**What the task asks:** Where the string "Espacio" occurs in the material below, report the whole line.

**Dataset records:**
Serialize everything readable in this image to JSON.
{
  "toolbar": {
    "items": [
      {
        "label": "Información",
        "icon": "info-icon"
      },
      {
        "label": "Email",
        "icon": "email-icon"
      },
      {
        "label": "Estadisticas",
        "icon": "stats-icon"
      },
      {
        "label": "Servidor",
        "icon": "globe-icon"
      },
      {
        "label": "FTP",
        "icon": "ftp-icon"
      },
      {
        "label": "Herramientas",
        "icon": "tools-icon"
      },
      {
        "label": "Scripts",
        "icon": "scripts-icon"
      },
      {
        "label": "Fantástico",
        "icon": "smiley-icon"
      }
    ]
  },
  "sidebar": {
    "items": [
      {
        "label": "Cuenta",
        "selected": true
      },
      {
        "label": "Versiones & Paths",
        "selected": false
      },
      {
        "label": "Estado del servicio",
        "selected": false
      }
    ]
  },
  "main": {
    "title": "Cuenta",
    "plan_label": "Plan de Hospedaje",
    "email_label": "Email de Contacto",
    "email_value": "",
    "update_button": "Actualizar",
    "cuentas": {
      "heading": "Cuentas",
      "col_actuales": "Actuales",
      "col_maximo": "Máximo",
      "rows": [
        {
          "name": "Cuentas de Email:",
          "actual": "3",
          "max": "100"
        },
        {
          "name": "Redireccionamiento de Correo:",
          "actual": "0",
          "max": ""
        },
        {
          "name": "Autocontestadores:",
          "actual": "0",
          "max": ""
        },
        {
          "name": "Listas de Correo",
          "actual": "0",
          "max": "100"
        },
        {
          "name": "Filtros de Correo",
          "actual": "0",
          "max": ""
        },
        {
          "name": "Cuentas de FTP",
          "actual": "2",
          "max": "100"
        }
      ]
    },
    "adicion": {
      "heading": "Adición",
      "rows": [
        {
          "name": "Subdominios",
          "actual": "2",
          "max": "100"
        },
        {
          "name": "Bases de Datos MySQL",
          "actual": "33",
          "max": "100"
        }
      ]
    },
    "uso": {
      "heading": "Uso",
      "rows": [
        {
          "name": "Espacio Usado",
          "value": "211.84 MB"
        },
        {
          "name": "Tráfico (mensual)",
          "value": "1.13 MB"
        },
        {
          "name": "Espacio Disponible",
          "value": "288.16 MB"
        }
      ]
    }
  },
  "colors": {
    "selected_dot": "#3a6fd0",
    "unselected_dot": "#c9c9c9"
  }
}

**Exercise answer:**
          "name": "Espacio Usado",
          "name": "Espacio Disponible",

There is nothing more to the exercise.